In 2005, Firaxis and 2K Games unleashed Civilization IV and conquered the empire building genre, garnering positive reviews and many awards. Now the team wants to do it again, with a second expansion titled Beyond the Sword.
The title Beyond the Sword fits quite nicely, as the expansion focuses almost exclusively on post medieval time periods, beginning with the advent of gunpowder. There will be new units, buildings and technologies for every civilization to acquire. These units explore, settle, defend and attack territories and other units.
In Civilization IV, cities produce resources. One of these, Research, goes towards an overarching idea or process that could improve many different aspects of a civilization. These technologies (Chemistry, for example) might improve life for the average citizen, making them more productive. These can also improve the war front, making existing and new soldiers more effective, thanks to something like Ironworking. Whatever the technology, each improves something about the efficiency and survivability of the civilization.??While the new units, buildings and technologies promise some great additions, they will only affect the Renaissance era forward. This definitely goes in the "good things" category, as the later portions of the technology tree and units have often been considered the game's weakest feature, as the winning conditions can usually be met before that length of time. This, too, will change. Firaxis has decided to change these winning conditions, making Space Victory harder to achieve (likely through expansion of the required technologies) and by making Diplomatic Victory a different process altogether.
Beyond just adding to the existing systems and their functions within Civilization IV, Beyond the Sword offers whole new systems to the game play. Two major changes make the game more strategic: Corporations and Major Events. Corporations, much like their real-world counterparts, exist multi-nationally, and when provided the correct resources will offer many economic advantages. Major Events, however, will make the game both more realistic, and as a common side effect, more difficult. Events might include natural disasters, causing major damage to a civilization's towns and infrastructure, or an event might be a drastic call for help from allies or even cities with the civilization. These events should cause both a large upset to the pacing of the game, which occasionally gets slow in the middle portions, and a large increase in difficulty due to timing and planning upsets.
Also coming soon to Civilization IV will be the ability to start right in the middle of the action.
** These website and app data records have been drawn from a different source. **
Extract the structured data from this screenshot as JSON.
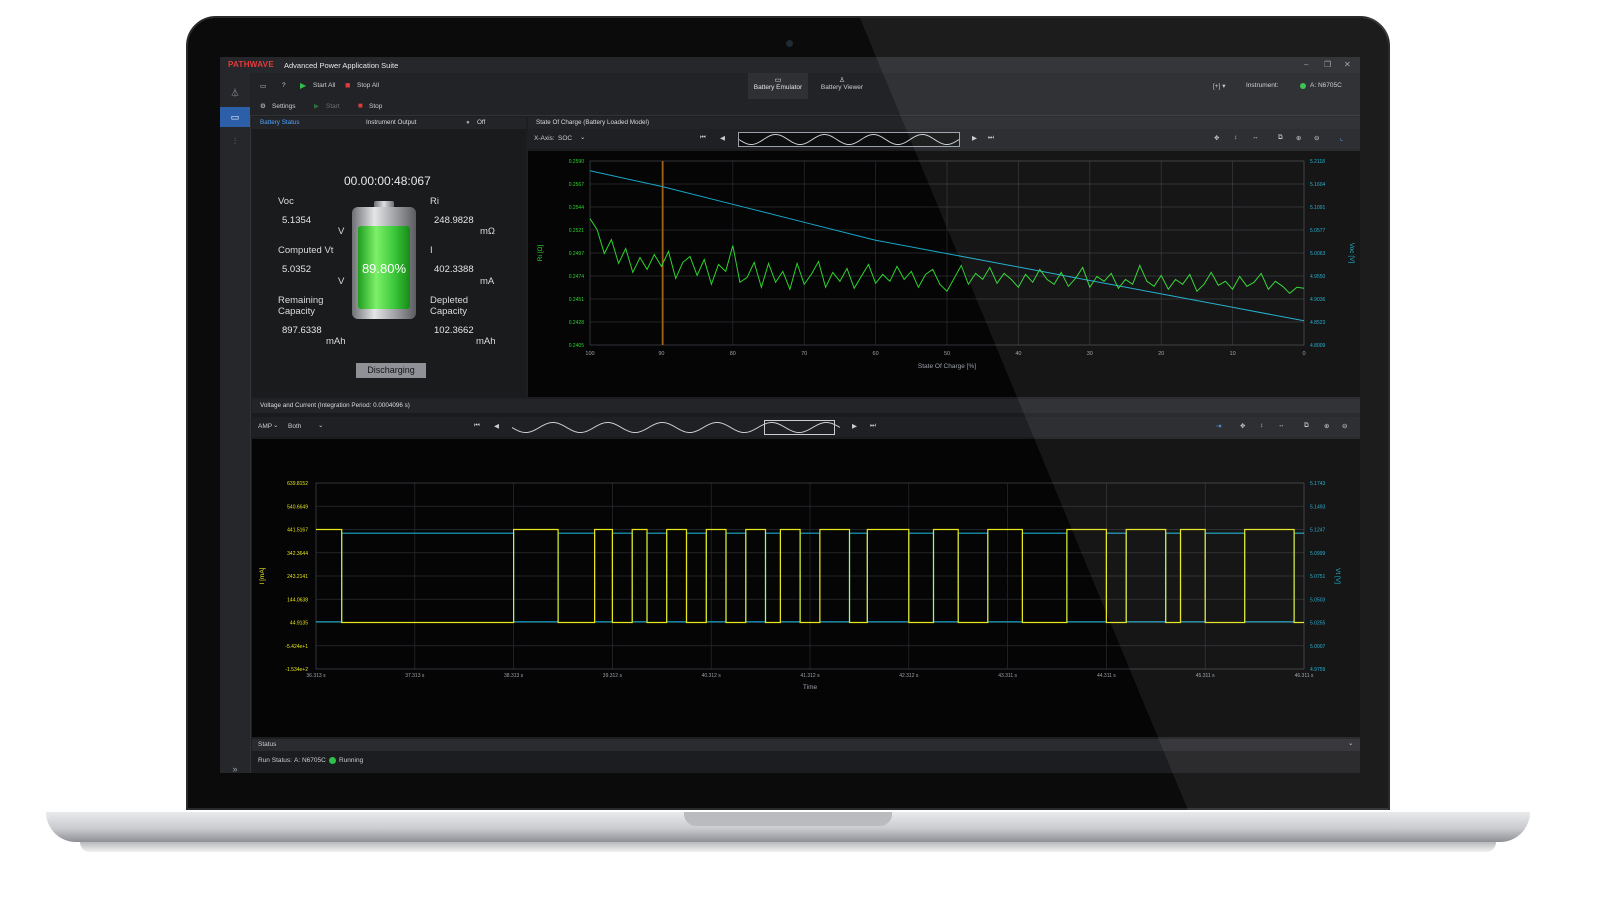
{
  "app": {
    "logo": "PATHWAVE",
    "title": "Advanced Power Application Suite",
    "window_controls": [
      "–",
      "❐",
      "✕"
    ]
  },
  "sidenav": {
    "expand": "»"
  },
  "toolbar": {
    "start_all": "Start All",
    "stop_all": "Stop All",
    "settings": "Settings",
    "start": "Start",
    "stop": "Stop",
    "tabs": [
      "Battery Emulator",
      "Battery Viewer"
    ],
    "instrument_label": "Instrument:",
    "instrument_value": "A: N6705C"
  },
  "battery_panel": {
    "tab_status": "Battery Status",
    "tab_output": "Instrument Output",
    "output_state": "Off",
    "timer": "00.00:00:48:067",
    "soc_percent": "89.80%",
    "soc_fraction": 0.898,
    "voc_label": "Voc",
    "voc_value": "5.1354",
    "voc_unit": "V",
    "cvt_label": "Computed Vt",
    "cvt_value": "5.0352",
    "cvt_unit": "V",
    "rem_label1": "Remaining",
    "rem_label2": "Capacity",
    "rem_value": "897.6338",
    "rem_unit": "mAh",
    "ri_label": "Ri",
    "ri_value": "248.9828",
    "ri_unit": "mΩ",
    "i_label": "I",
    "i_value": "402.3388",
    "i_unit": "mA",
    "dep_label1": "Depleted",
    "dep_label2": "Capacity",
    "dep_value": "102.3662",
    "dep_unit": "mAh",
    "discharging": "Discharging"
  },
  "soc_panel": {
    "title": "State Of Charge (Battery Loaded Model)",
    "xaxis_label": "X-Axis:",
    "xaxis_value": "SOC"
  },
  "vi_panel": {
    "title": "Voltage and Current (Integration Period: 0.0004096 s)",
    "amp_label": "AMP",
    "both_label": "Both"
  },
  "status": {
    "title": "Status",
    "run_status_label": "Run Status:",
    "instrument": "A: N6705C",
    "state": "Running"
  },
  "colors": {
    "green": "#2bd32b",
    "cyan": "#17a9c9",
    "yellow": "#e6e619",
    "accent": "#2c5fa8",
    "cursor": "#d07a1b"
  },
  "chart_data": [
    {
      "type": "line",
      "title": "",
      "xlabel": "State Of Charge [%]",
      "ylabel": "Ri [Ω]",
      "ylabel_right": "Voc [V]",
      "xlim": [
        100,
        0
      ],
      "x_ticks": [
        "100",
        "90",
        "80",
        "70",
        "60",
        "50",
        "40",
        "30",
        "20",
        "10",
        "0"
      ],
      "y_ticks_left": [
        "0.2590",
        "0.2567",
        "0.2544",
        "0.2521",
        "0.2497",
        "0.2474",
        "0.2451",
        "0.2428",
        "0.2405"
      ],
      "y_ticks_right": [
        "5.2118",
        "5.1604",
        "5.1091",
        "5.0577",
        "5.0063",
        "4.9550",
        "4.9036",
        "4.8523",
        "4.8009"
      ],
      "ylim_left": [
        0.2405,
        0.259
      ],
      "ylim_right": [
        4.8009,
        5.2118
      ],
      "grid": true,
      "cursor_x": 89.8,
      "series": [
        {
          "axis": "right",
          "color": "#17a9c9",
          "x": [
            100,
            90,
            80,
            70,
            60,
            50,
            40,
            30,
            20,
            10,
            0
          ],
          "y": [
            5.19,
            5.155,
            5.115,
            5.075,
            5.035,
            5.005,
            4.975,
            4.945,
            4.915,
            4.885,
            4.855
          ]
        },
        {
          "axis": "left",
          "color": "#2bd32b",
          "x": [
            100,
            99,
            98,
            97,
            96,
            95,
            94,
            93,
            92,
            91,
            90,
            89,
            88,
            87,
            86,
            85,
            84,
            83,
            82,
            81,
            80,
            79,
            78,
            77,
            76,
            75,
            74,
            73,
            72,
            71,
            70,
            69,
            68,
            67,
            66,
            65,
            64,
            63,
            62,
            61,
            60,
            59,
            58,
            57,
            56,
            55,
            54,
            53,
            52,
            51,
            50,
            49,
            48,
            47,
            46,
            45,
            44,
            43,
            42,
            41,
            40,
            39,
            38,
            37,
            36,
            35,
            34,
            33,
            32,
            31,
            30,
            29,
            28,
            27,
            26,
            25,
            24,
            23,
            22,
            21,
            20,
            19,
            18,
            17,
            16,
            15,
            14,
            13,
            12,
            11,
            10,
            9,
            8,
            7,
            6,
            5,
            4,
            3,
            2,
            1,
            0
          ],
          "y": [
            0.2532,
            0.2521,
            0.2497,
            0.2511,
            0.2487,
            0.2502,
            0.2478,
            0.2493,
            0.2481,
            0.2496,
            0.2484,
            0.2499,
            0.2472,
            0.2488,
            0.2494,
            0.2475,
            0.2491,
            0.2466,
            0.2486,
            0.2479,
            0.2505,
            0.2468,
            0.2473,
            0.2488,
            0.2463,
            0.2487,
            0.2468,
            0.2479,
            0.2461,
            0.2487,
            0.2466,
            0.2476,
            0.2489,
            0.2463,
            0.2478,
            0.2469,
            0.2482,
            0.2462,
            0.2474,
            0.2486,
            0.2467,
            0.2476,
            0.2469,
            0.2484,
            0.2471,
            0.2479,
            0.2463,
            0.2476,
            0.2481,
            0.2466,
            0.2459,
            0.2472,
            0.2485,
            0.2466,
            0.2477,
            0.2471,
            0.2483,
            0.2467,
            0.2477,
            0.2471,
            0.2463,
            0.2476,
            0.2468,
            0.2481,
            0.2471,
            0.2466,
            0.2478,
            0.2464,
            0.2472,
            0.2483,
            0.2463,
            0.2474,
            0.2469,
            0.2477,
            0.2462,
            0.2471,
            0.2466,
            0.2485,
            0.2469,
            0.2464,
            0.2475,
            0.2461,
            0.2471,
            0.2466,
            0.2476,
            0.2459,
            0.2466,
            0.2478,
            0.2465,
            0.2469,
            0.2461,
            0.2474,
            0.2464,
            0.2468,
            0.2477,
            0.2461,
            0.2469,
            0.2464,
            0.2457,
            0.2463,
            0.2462
          ]
        }
      ]
    },
    {
      "type": "line",
      "title": "",
      "xlabel": "Time",
      "ylabel": "I [mA]",
      "ylabel_right": "Vt [V]",
      "x_ticks": [
        "36.313 s",
        "37.313 s",
        "38.313 s",
        "39.312 s",
        "40.312 s",
        "41.312 s",
        "42.312 s",
        "43.311 s",
        "44.311 s",
        "45.311 s",
        "46.311 s"
      ],
      "y_ticks_left": [
        "639.8152",
        "540.6649",
        "441.5167",
        "342.3644",
        "243.2141",
        "144.0638",
        "44.9135",
        "-5.424e+1",
        "-1.534e+2"
      ],
      "y_ticks_right": [
        "5.1743",
        "5.1493",
        "5.1247",
        "5.0999",
        "5.0751",
        "5.0503",
        "5.0255",
        "5.0007",
        "4.9759"
      ],
      "ylim_left": [
        -153.4,
        639.8152
      ],
      "ylim_right": [
        4.9759,
        5.1743
      ],
      "grid": true,
      "series": [
        {
          "name": "",
          "axis": "left",
          "color": "#e6e619",
          "high_value": 441.5,
          "low_value": 44.9
        },
        {
          "name": "",
          "axis": "right",
          "color": "#17a9c9",
          "high_value": 5.1208,
          "low_value": 5.0262
        }
      ]
    }
  ]
}
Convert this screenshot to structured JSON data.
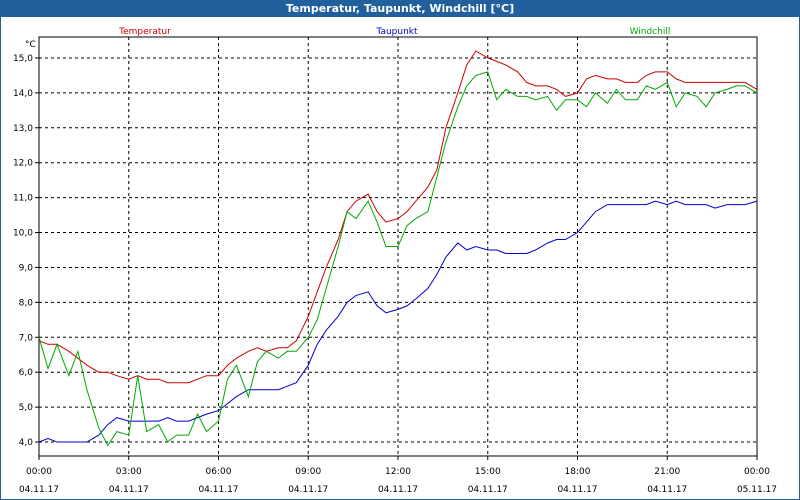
{
  "window": {
    "title": "Temperatur, Taupunkt, Windchill [°C]"
  },
  "chart_data": {
    "type": "line",
    "title": "Temperatur, Taupunkt, Windchill [°C]",
    "ylabel": "°C",
    "ylim": [
      3.6,
      15.6
    ],
    "xlim": [
      0,
      24
    ],
    "grid": true,
    "y_ticks": [
      "4,0",
      "5,0",
      "6,0",
      "7,0",
      "8,0",
      "9,0",
      "10,0",
      "11,0",
      "12,0",
      "13,0",
      "14,0",
      "15,0"
    ],
    "x_ticks": [
      {
        "time": "00:00",
        "date": "04.11.17"
      },
      {
        "time": "03:00",
        "date": "04.11.17"
      },
      {
        "time": "06:00",
        "date": "04.11.17"
      },
      {
        "time": "09:00",
        "date": "04.11.17"
      },
      {
        "time": "12:00",
        "date": "04.11.17"
      },
      {
        "time": "15:00",
        "date": "04.11.17"
      },
      {
        "time": "18:00",
        "date": "04.11.17"
      },
      {
        "time": "21:00",
        "date": "04.11.17"
      },
      {
        "time": "00:00",
        "date": "05.11.17"
      }
    ],
    "series": [
      {
        "name": "Temperatur",
        "color": "#cc0000",
        "x": [
          0,
          0.3,
          0.6,
          1.0,
          1.3,
          1.6,
          2.0,
          2.3,
          2.6,
          3.0,
          3.3,
          3.6,
          4.0,
          4.3,
          4.6,
          5.0,
          5.3,
          5.6,
          6.0,
          6.3,
          6.6,
          7.0,
          7.3,
          7.6,
          8.0,
          8.3,
          8.6,
          9.0,
          9.3,
          9.6,
          10.0,
          10.3,
          10.6,
          11.0,
          11.3,
          11.6,
          12.0,
          12.3,
          12.6,
          13.0,
          13.3,
          13.6,
          14.0,
          14.3,
          14.6,
          15.0,
          15.3,
          15.6,
          16.0,
          16.3,
          16.6,
          17.0,
          17.3,
          17.6,
          18.0,
          18.3,
          18.6,
          19.0,
          19.3,
          19.6,
          20.0,
          20.3,
          20.6,
          21.0,
          21.3,
          21.6,
          22.0,
          22.3,
          22.6,
          23.0,
          23.3,
          23.6,
          24.0
        ],
        "values": [
          6.9,
          6.8,
          6.8,
          6.6,
          6.4,
          6.2,
          6.0,
          6.0,
          5.9,
          5.8,
          5.9,
          5.8,
          5.8,
          5.7,
          5.7,
          5.7,
          5.8,
          5.9,
          5.9,
          6.2,
          6.4,
          6.6,
          6.7,
          6.6,
          6.7,
          6.7,
          6.9,
          7.6,
          8.3,
          9.0,
          9.8,
          10.6,
          10.9,
          11.1,
          10.6,
          10.3,
          10.4,
          10.6,
          10.9,
          11.3,
          11.8,
          13.0,
          14.0,
          14.8,
          15.2,
          15.0,
          14.9,
          14.8,
          14.6,
          14.3,
          14.2,
          14.2,
          14.1,
          13.9,
          14.0,
          14.4,
          14.5,
          14.4,
          14.4,
          14.3,
          14.3,
          14.5,
          14.6,
          14.6,
          14.4,
          14.3,
          14.3,
          14.3,
          14.3,
          14.3,
          14.3,
          14.3,
          14.1
        ]
      },
      {
        "name": "Taupunkt",
        "color": "#0000cc",
        "x": [
          0,
          0.3,
          0.6,
          1.0,
          1.3,
          1.6,
          2.0,
          2.3,
          2.6,
          3.0,
          3.3,
          3.6,
          4.0,
          4.3,
          4.6,
          5.0,
          5.3,
          5.6,
          6.0,
          6.3,
          6.6,
          7.0,
          7.3,
          7.6,
          8.0,
          8.3,
          8.6,
          9.0,
          9.3,
          9.6,
          10.0,
          10.3,
          10.6,
          11.0,
          11.3,
          11.6,
          12.0,
          12.3,
          12.6,
          13.0,
          13.3,
          13.6,
          14.0,
          14.3,
          14.6,
          15.0,
          15.3,
          15.6,
          16.0,
          16.3,
          16.6,
          17.0,
          17.3,
          17.6,
          18.0,
          18.3,
          18.6,
          19.0,
          19.3,
          19.6,
          20.0,
          20.3,
          20.6,
          21.0,
          21.3,
          21.6,
          22.0,
          22.3,
          22.6,
          23.0,
          23.3,
          23.6,
          24.0
        ],
        "values": [
          4.0,
          4.1,
          4.0,
          4.0,
          4.0,
          4.0,
          4.2,
          4.5,
          4.7,
          4.6,
          4.6,
          4.6,
          4.6,
          4.7,
          4.6,
          4.6,
          4.7,
          4.8,
          4.9,
          5.1,
          5.3,
          5.5,
          5.5,
          5.5,
          5.5,
          5.6,
          5.7,
          6.2,
          6.8,
          7.2,
          7.6,
          8.0,
          8.2,
          8.3,
          7.9,
          7.7,
          7.8,
          7.9,
          8.1,
          8.4,
          8.8,
          9.3,
          9.7,
          9.5,
          9.6,
          9.5,
          9.5,
          9.4,
          9.4,
          9.4,
          9.5,
          9.7,
          9.8,
          9.8,
          10.0,
          10.3,
          10.6,
          10.8,
          10.8,
          10.8,
          10.8,
          10.8,
          10.9,
          10.8,
          10.9,
          10.8,
          10.8,
          10.8,
          10.7,
          10.8,
          10.8,
          10.8,
          10.9
        ]
      },
      {
        "name": "Windchill",
        "color": "#00aa00",
        "x": [
          0,
          0.3,
          0.6,
          1.0,
          1.3,
          1.6,
          2.0,
          2.3,
          2.6,
          3.0,
          3.3,
          3.6,
          4.0,
          4.3,
          4.6,
          5.0,
          5.3,
          5.6,
          6.0,
          6.3,
          6.6,
          7.0,
          7.3,
          7.6,
          8.0,
          8.3,
          8.6,
          9.0,
          9.3,
          9.6,
          10.0,
          10.3,
          10.6,
          11.0,
          11.3,
          11.6,
          12.0,
          12.3,
          12.6,
          13.0,
          13.3,
          13.6,
          14.0,
          14.3,
          14.6,
          15.0,
          15.3,
          15.6,
          16.0,
          16.3,
          16.6,
          17.0,
          17.3,
          17.6,
          18.0,
          18.3,
          18.6,
          19.0,
          19.3,
          19.6,
          20.0,
          20.3,
          20.6,
          21.0,
          21.3,
          21.6,
          22.0,
          22.3,
          22.6,
          23.0,
          23.3,
          23.6,
          24.0
        ],
        "values": [
          7.0,
          6.1,
          6.8,
          5.9,
          6.6,
          5.5,
          4.4,
          3.9,
          4.3,
          4.2,
          5.9,
          4.3,
          4.5,
          4.0,
          4.2,
          4.2,
          4.8,
          4.3,
          4.6,
          5.8,
          6.2,
          5.3,
          6.3,
          6.6,
          6.4,
          6.6,
          6.6,
          7.0,
          7.5,
          8.4,
          9.6,
          10.6,
          10.4,
          10.9,
          10.3,
          9.6,
          9.6,
          10.2,
          10.4,
          10.6,
          11.6,
          12.6,
          13.6,
          14.2,
          14.5,
          14.6,
          13.8,
          14.1,
          13.9,
          13.9,
          13.8,
          13.9,
          13.5,
          13.8,
          13.8,
          13.6,
          14.0,
          13.7,
          14.1,
          13.8,
          13.8,
          14.2,
          14.1,
          14.3,
          13.6,
          14.0,
          13.9,
          13.6,
          14.0,
          14.1,
          14.2,
          14.2,
          14.0
        ]
      }
    ]
  }
}
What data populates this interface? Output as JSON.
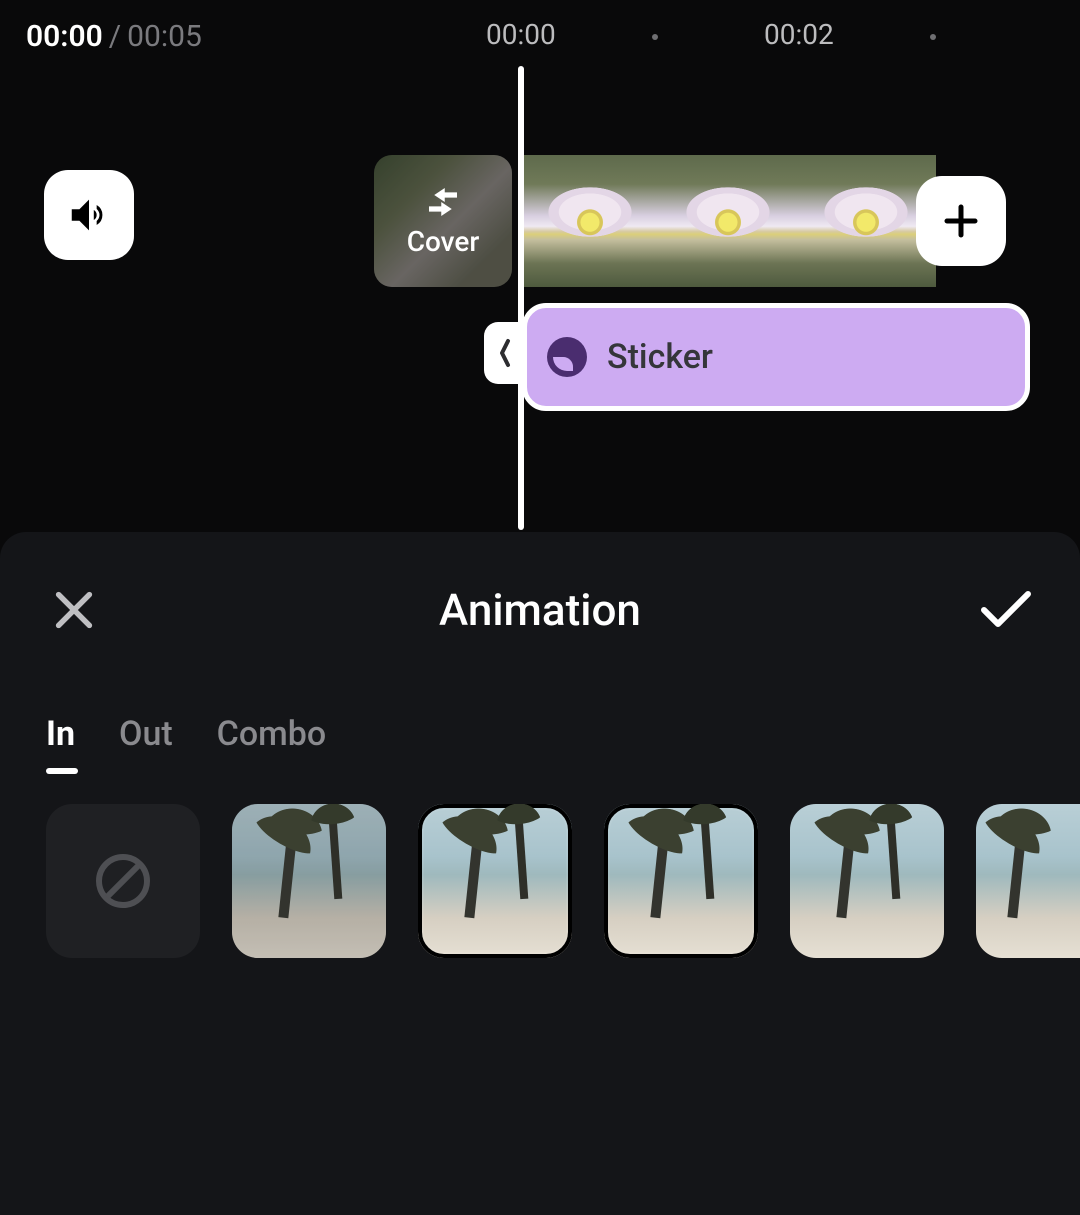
{
  "time": {
    "current": "00:00",
    "duration": "00:05"
  },
  "ruler": {
    "t0": "00:00",
    "t1": "00:02"
  },
  "cover_label": "Cover",
  "sticker_label": "Sticker",
  "sheet": {
    "title": "Animation"
  },
  "tabs": {
    "in": "In",
    "out": "Out",
    "combo": "Combo",
    "active": "in"
  },
  "clip_count": 3,
  "animation_options": [
    "none",
    "preset1",
    "preset2",
    "preset3",
    "preset4",
    "preset5"
  ]
}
Players will be able to jump ahead to the discovery of electricity, or enter the game in the Age of Enlightenment.
Though most of the new content focuses on the later stages of the game, several additions will affect it as a whole. Ten civilizations such as the Netherlands, the Portuguese, Native Americans and Babylon are new to the series. Each comes with new leaders, who may effect what areas of a civilization gets bonuses and thrives, or increase bonus effects of existing technologies or buildings. There will be sixteen new leaders, but not all of them will be for the new civilizations: Abraham Lincoln for players of the American civilization. Hammurabi for the Babylonians and Sitting Bull for Native Americans have also been announced.
Civilization IV: Beyond the Sword offers heaps of content, from new civilizations and leaders to units and technologies. With the addition of corporations, the expansion of espionage, random events like natural disasters and even some new scenarios to challenge those exhausted by the traditional game format, Beyond the Sword saturates players new and old. Firaxis promises the best expansion it's ever made, and from the looks of things, it might deliver this July.